[ ] 0.0002

[ ] 0.002

[ ] 0.02

[ ] 0.20

Scoring Instructions

The correct responses are in bold. The NUMi can be scored by determining the number correct out of 20 (Questions 4 to 23). The percent correct can provide a continuous measure of health numeracy ability with higher numbers indicating a higher level of numeracy. The following categorical scoring can also be used:

Level of Health Numeracy










Protocol Name from Source:

Numeracy Understanding in Medicine Instrument (NUMi)



Personnel and Training Required


Equipment Needs


Requirement CategoryRequired
Major equipment No
Specialized training No
Specialized requirements for biospecimen collection No
Average time of greater than 15 minutes in an unaffected individual No
Mode of Administration

Self-administered questionnaire

Life Stage:




Selection Rationale

The Numeracy Understanding in Medicine Instrument (NUMi) protocol was selected because of its validity across diverse groups and because it is self-administered, validated, and has been compared with multiple existing measures.


English, Spanish

Common Data Elements (CDE) Social Determinants of Health Numeracy Understanding in Medicine Instrument Assessment Score 7263227 CDE Browser
Human Phenotype Ontology Language impairment HP:0002463 HPO
Derived Variables


Process and Review

Not applicable


Schapira, M. M., Walker, C. M., Cappaert, K. J., Ganschow, P. S., Fletcher, K. E., McGinley, E. L., … Jacobs, E. A. (2012). The Numeracy Understanding in Medicine Instrument (NUMi): A measure of health numeracy developed using item response theory. Medical Decision Making, 32(6), 851–865.

General References

Petrova, D., Kostopoulou, O., Delaney, B. D., Cokely, E. T., & Garcia-Retamero, R. (2018). Strengths and gaps in physicians’ risk communication: A scenario study of the influence of numeracy on cancer screening communication. Medical Decision Making, 38(3), 355–365.

Ross, K., Stoler, J., & Carcioppolo, N. (2018). The relationship between low perceived numeracy and cancer knowledge, beliefs, and affect. PLoS One, 13(6), e0198992.

Waters, E. A., Biddle, C., Kaphingst, K. A., Schofield, E., Kiviniemi, M. T., Orom, H., … Hay, J. L. (2018). Examining the interrelations among objective and subjective health literacy and numeracy and their associations with health knowledge. Journal of General Internal Medicine, 33(11), 1945–1953.

Protocol ID:


Export Variables
Variable Name Variable IDVariable DescriptiondbGaP Mapping
Social Determinants of Health
Measure Name:

Health Numeracy

Release Date:

May 11, 2020


The Health Numeracy measure assesses the degree to which an individual has the capacity to understand and apply health information conveyed with numbers, tables, graphs, probabilities, and statistics.

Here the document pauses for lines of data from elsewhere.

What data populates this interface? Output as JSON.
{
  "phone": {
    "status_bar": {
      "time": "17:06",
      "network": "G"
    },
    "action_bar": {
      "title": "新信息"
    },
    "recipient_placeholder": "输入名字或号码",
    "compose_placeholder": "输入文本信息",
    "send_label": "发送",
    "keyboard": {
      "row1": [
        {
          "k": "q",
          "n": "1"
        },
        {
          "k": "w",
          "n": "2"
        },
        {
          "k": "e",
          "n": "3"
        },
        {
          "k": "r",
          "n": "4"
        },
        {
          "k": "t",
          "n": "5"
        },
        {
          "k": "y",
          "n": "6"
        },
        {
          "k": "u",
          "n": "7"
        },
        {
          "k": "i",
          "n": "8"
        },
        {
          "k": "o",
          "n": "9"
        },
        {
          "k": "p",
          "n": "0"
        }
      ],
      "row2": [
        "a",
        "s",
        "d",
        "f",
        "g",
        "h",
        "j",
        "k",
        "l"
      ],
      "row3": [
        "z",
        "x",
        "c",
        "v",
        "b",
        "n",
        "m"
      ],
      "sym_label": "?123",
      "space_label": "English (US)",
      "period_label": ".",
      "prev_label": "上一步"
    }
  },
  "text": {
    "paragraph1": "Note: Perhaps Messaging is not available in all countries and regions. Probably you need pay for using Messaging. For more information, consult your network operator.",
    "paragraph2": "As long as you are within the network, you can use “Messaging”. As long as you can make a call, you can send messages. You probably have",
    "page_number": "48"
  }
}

Health numeracy facilitates informed health decisions and is essential for effective communication with health care providers and management of some chronic conditions. Health numeracy has been associated with self-efficacy, improved self-management of chronic disease, and assessment of values in the context of shared decision making.


National Cancer Institute, NCI, National Institutes of Health, NIH, Numeracy Understanding in Medicine Instrument, NUMi